[Exercise aim] Each record must be reproduced exactly as it is shown.

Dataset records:
Start of Block
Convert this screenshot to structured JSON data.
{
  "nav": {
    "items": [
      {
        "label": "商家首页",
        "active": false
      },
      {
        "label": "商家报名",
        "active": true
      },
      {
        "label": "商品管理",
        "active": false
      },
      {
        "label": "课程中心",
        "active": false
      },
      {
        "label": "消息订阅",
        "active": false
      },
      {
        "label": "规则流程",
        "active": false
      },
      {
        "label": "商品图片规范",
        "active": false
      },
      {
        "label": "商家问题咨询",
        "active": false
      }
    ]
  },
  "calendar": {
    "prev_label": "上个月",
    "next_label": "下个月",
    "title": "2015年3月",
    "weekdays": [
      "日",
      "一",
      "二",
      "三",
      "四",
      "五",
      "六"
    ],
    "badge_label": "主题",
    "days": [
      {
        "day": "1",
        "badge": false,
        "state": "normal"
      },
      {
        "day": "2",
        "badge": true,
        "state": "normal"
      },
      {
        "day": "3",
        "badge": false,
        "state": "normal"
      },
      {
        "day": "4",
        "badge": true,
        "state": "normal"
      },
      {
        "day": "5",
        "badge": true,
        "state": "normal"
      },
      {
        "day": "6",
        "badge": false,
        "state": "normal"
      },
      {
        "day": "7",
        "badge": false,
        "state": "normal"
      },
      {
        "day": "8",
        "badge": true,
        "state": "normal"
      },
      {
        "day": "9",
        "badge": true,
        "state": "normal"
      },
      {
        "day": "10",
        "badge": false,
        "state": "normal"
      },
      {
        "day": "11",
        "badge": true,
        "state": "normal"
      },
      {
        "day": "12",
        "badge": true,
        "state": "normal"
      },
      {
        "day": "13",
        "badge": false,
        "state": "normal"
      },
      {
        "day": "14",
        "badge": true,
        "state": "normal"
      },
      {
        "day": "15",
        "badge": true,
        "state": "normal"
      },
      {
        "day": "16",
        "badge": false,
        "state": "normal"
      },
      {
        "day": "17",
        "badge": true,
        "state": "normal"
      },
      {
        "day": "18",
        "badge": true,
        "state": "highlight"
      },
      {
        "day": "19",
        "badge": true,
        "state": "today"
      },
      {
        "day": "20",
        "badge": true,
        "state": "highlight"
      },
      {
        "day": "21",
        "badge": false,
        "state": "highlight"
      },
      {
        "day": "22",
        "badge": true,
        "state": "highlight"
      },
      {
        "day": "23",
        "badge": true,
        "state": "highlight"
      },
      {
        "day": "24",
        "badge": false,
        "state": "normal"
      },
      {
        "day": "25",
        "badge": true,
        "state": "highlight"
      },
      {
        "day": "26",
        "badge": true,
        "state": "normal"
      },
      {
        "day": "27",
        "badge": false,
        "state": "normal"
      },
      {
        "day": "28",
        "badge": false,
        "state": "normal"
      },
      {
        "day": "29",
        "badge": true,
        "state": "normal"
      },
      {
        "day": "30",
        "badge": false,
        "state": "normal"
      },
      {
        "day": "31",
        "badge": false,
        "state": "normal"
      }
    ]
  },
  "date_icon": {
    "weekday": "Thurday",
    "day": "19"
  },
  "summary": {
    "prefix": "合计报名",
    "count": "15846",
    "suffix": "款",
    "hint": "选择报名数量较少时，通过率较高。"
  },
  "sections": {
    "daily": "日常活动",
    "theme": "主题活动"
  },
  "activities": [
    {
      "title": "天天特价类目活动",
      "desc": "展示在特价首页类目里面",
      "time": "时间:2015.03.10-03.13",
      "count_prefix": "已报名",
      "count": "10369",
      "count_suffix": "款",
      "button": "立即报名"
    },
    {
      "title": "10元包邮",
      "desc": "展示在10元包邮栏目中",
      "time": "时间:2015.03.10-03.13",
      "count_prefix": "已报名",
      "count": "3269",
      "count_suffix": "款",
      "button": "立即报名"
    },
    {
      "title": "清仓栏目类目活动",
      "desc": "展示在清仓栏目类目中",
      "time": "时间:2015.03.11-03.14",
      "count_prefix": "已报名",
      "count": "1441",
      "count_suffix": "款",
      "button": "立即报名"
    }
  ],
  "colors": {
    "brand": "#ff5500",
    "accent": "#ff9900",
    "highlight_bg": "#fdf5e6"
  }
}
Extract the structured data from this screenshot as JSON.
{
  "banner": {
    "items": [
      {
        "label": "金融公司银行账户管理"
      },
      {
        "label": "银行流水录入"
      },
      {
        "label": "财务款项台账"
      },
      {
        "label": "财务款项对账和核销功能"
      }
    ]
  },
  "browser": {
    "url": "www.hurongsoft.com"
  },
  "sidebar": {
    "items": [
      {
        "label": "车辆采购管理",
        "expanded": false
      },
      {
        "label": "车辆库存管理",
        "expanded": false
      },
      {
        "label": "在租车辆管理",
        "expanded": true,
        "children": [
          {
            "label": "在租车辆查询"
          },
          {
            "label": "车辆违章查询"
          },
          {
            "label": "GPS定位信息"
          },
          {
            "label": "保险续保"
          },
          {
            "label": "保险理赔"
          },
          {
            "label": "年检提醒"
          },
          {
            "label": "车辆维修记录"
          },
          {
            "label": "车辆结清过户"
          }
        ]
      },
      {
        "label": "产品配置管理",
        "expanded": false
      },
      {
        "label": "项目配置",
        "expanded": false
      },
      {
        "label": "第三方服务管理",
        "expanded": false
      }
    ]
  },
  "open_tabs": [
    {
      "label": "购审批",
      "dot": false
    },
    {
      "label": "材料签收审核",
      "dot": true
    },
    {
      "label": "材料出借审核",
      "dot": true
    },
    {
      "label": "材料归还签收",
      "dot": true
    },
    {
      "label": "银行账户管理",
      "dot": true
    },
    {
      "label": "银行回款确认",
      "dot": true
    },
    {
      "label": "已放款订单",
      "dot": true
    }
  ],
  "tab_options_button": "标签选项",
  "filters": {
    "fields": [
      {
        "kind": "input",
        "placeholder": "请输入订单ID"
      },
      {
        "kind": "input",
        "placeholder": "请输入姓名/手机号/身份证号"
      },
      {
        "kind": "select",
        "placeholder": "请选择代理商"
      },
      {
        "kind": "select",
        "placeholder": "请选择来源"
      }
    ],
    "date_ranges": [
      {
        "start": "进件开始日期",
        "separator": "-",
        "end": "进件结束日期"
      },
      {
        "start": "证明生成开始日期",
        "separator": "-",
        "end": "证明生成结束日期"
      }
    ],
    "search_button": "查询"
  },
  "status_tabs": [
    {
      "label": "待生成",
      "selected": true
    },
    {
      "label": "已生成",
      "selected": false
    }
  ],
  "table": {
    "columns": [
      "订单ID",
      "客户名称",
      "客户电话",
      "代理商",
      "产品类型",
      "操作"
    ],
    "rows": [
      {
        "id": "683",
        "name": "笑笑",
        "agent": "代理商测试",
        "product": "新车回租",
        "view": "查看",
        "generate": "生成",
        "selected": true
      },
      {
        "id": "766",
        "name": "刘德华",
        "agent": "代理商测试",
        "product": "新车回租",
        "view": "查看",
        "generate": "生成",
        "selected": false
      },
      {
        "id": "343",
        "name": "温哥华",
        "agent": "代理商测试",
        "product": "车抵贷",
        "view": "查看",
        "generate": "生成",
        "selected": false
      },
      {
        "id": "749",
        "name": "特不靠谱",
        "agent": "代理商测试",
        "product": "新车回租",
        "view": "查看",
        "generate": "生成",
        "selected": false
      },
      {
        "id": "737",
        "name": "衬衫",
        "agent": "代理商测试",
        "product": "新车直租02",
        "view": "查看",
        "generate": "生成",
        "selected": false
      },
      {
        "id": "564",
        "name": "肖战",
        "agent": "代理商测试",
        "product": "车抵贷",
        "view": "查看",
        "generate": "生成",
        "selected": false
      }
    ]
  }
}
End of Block
[Answer below]
Convert this screenshot to structured JSON data.
{
  "nav": {
    "items": [
      {
        "label": "商家首页",
        "active": false
      },
      {
        "label": "商家报名",
        "active": true
      },
      {
        "label": "商品管理",
        "active": false
      },
      {
        "label": "课程中心",
        "active": false
      },
      {
        "label": "消息订阅",
        "active": false
      },
      {
        "label": "规则流程",
        "active": false
      },
      {
        "label": "商品图片规范",
        "active": false
      },
      {
        "label": "商家问题咨询",
        "active": false
      }
    ]
  },
  "calendar": {
    "prev_label": "上个月",
    "next_label": "下个月",
    "title": "2015年3月",
    "weekdays": [
      "日",
      "一",
      "二",
      "三",
      "四",
      "五",
      "六"
    ],
    "badge_label": "主题",
    "days": [
      {
        "day": "1",
        "badge": false,
        "state": "normal"
      },
      {
        "day": "2",
        "badge": true,
        "state": "normal"
      },
      {
        "day": "3",
        "badge": false,
        "state": "normal"
      },
      {
        "day": "4",
        "badge": true,
        "state": "normal"
      },
      {
        "day": "5",
        "badge": true,
        "state": "normal"
      },
      {
        "day": "6",
        "badge": false,
        "state": "normal"
      },
      {
        "day": "7",
        "badge": false,
        "state": "normal"
      },
      {
        "day": "8",
        "badge": true,
        "state": "normal"
      },
      {
        "day": "9",
        "badge": true,
        "state": "normal"
      },
      {
        "day": "10",
        "badge": false,
        "state": "normal"
      },
      {
        "day": "11",
        "badge": true,
        "state": "normal"
      },
      {
        "day": "12",
        "badge": true,
        "state": "normal"
      },
      {
        "day": "13",
        "badge": false,
        "state": "normal"
      },
      {
        "day": "14",
        "badge": true,
        "state": "normal"
      },
      {
        "day": "15",
        "badge": true,
        "state": "normal"
      },
      {
        "day": "16",
        "badge": false,
        "state": "normal"
      },
      {
        "day": "17",
        "badge": true,
        "state": "normal"
      },
      {
        "day": "18",
        "badge": true,
        "state": "highlight"
      },
      {
        "day": "19",
        "badge": true,
        "state": "today"
      },
      {
        "day": "20",
        "badge": true,
        "state": "highlight"
      },
      {
        "day": "21",
        "badge": false,
        "state": "highlight"
      },
      {
        "day": "22",
        "badge": true,
        "state": "highlight"
      },
      {
        "day": "23",
        "badge": true,
        "state": "highlight"
      },
      {
        "day": "24",
        "badge": false,
        "state": "normal"
      },
      {
        "day": "25",
        "badge": true,
        "state": "highlight"
      },
      {
        "day": "26",
        "badge": true,
        "state": "normal"
      },
      {
        "day": "27",
        "badge": false,
        "state": "normal"
      },
      {
        "day": "28",
        "badge": false,
        "state": "normal"
      },
      {
        "day": "29",
        "badge": true,
        "state": "normal"
      },
      {
        "day": "30",
        "badge": false,
        "state": "normal"
      },
      {
        "day": "31",
        "badge": false,
        "state": "normal"
      }
    ]
  },
  "date_icon": {
    "weekday": "Thurday",
    "day": "19"
  },
  "summary": {
    "prefix": "合计报名",
    "count": "15846",
    "suffix": "款",
    "hint": "选择报名数量较少时，通过率较高。"
  },
  "sections": {
    "daily": "日常活动",
    "theme": "主题活动"
  },
  "activities": [
    {
      "title": "天天特价类目活动",
      "desc": "展示在特价首页类目里面",
      "time": "时间:2015.03.10-03.13",
      "count_prefix": "已报名",
      "count": "10369",
      "count_suffix": "款",
      "button": "立即报名"
    },
    {
      "title": "10元包邮",
      "desc": "展示在10元包邮栏目中",
      "time": "时间:2015.03.10-03.13",
      "count_prefix": "已报名",
      "count": "3269",
      "count_suffix": "款",
      "button": "立即报名"
    },
    {
      "title": "清仓栏目类目活动",
      "desc": "展示在清仓栏目类目中",
      "time": "时间:2015.03.11-03.14",
      "count_prefix": "已报名",
      "count": "1441",
      "count_suffix": "款",
      "button": "立即报名"
    }
  ],
  "colors": {
    "brand": "#ff5500",
    "accent": "#ff9900",
    "highlight_bg": "#fdf5e6"
  }
}
Extract the structured data from this screenshot as JSON.
{
  "banner": {
    "items": [
      {
        "label": "金融公司银行账户管理"
      },
      {
        "label": "银行流水录入"
      },
      {
        "label": "财务款项台账"
      },
      {
        "label": "财务款项对账和核销功能"
      }
    ]
  },
  "browser": {
    "url": "www.hurongsoft.com"
  },
  "sidebar": {
    "items": [
      {
        "label": "车辆采购管理",
        "expanded": false
      },
      {
        "label": "车辆库存管理",
        "expanded": false
      },
      {
        "label": "在租车辆管理",
        "expanded": true,
        "children": [
          {
            "label": "在租车辆查询"
          },
          {
            "label": "车辆违章查询"
          },
          {
            "label": "GPS定位信息"
          },
          {
            "label": "保险续保"
          },
          {
            "label": "保险理赔"
          },
          {
            "label": "年检提醒"
          },
          {
            "label": "车辆维修记录"
          },
          {
            "label": "车辆结清过户"
          }
        ]
      },
      {
        "label": "产品配置管理",
        "expanded": false
      },
      {
        "label": "项目配置",
        "expanded": false
      },
      {
        "label": "第三方服务管理",
        "expanded": false
      }
    ]
  },
  "open_tabs": [
    {
      "label": "购审批",
      "dot": false
    },
    {
      "label": "材料签收审核",
      "dot": true
    },
    {
      "label": "材料出借审核",
      "dot": true
    },
    {
      "label": "材料归还签收",
      "dot": true
    },
    {
      "label": "银行账户管理",
      "dot": true
    },
    {
      "label": "银行回款确认",
      "dot": true
    },
    {
      "label": "已放款订单",
      "dot": true
    }
  ],
  "tab_options_button": "标签选项",
  "filters": {
    "fields": [
      {
        "kind": "input",
        "placeholder": "请输入订单ID"
      },
      {
        "kind": "input",
        "placeholder": "请输入姓名/手机号/身份证号"
      },
      {
        "kind": "select",
        "placeholder": "请选择代理商"
      },
      {
        "kind": "select",
        "placeholder": "请选择来源"
      }
    ],
    "date_ranges": [
      {
        "start": "进件开始日期",
        "separator": "-",
        "end": "进件结束日期"
      },
      {
        "start": "证明生成开始日期",
        "separator": "-",
        "end": "证明生成结束日期"
      }
    ],
    "search_button": "查询"
  },
  "status_tabs": [
    {
      "label": "待生成",
      "selected": true
    },
    {
      "label": "已生成",
      "selected": false
    }
  ],
  "table": {
    "columns": [
      "订单ID",
      "客户名称",
      "客户电话",
      "代理商",
      "产品类型",
      "操作"
    ],
    "rows": [
      {
        "id": "683",
        "name": "笑笑",
        "agent": "代理商测试",
        "product": "新车回租",
        "view": "查看",
        "generate": "生成",
        "selected": true
      },
      {
        "id": "766",
        "name": "刘德华",
        "agent": "代理商测试",
        "product": "新车回租",
        "view": "查看",
        "generate": "生成",
        "selected": false
      },
      {
        "id": "343",
        "name": "温哥华",
        "agent": "代理商测试",
        "product": "车抵贷",
        "view": "查看",
        "generate": "生成",
        "selected": false
      },
      {
        "id": "749",
        "name": "特不靠谱",
        "agent": "代理商测试",
        "product": "新车回租",
        "view": "查看",
        "generate": "生成",
        "selected": false
      },
      {
        "id": "737",
        "name": "衬衫",
        "agent": "代理商测试",
        "product": "新车直租02",
        "view": "查看",
        "generate": "生成",
        "selected": false
      },
      {
        "id": "564",
        "name": "肖战",
        "agent": "代理商测试",
        "product": "车抵贷",
        "view": "查看",
        "generate": "生成",
        "selected": false
      }
    ]
  }
}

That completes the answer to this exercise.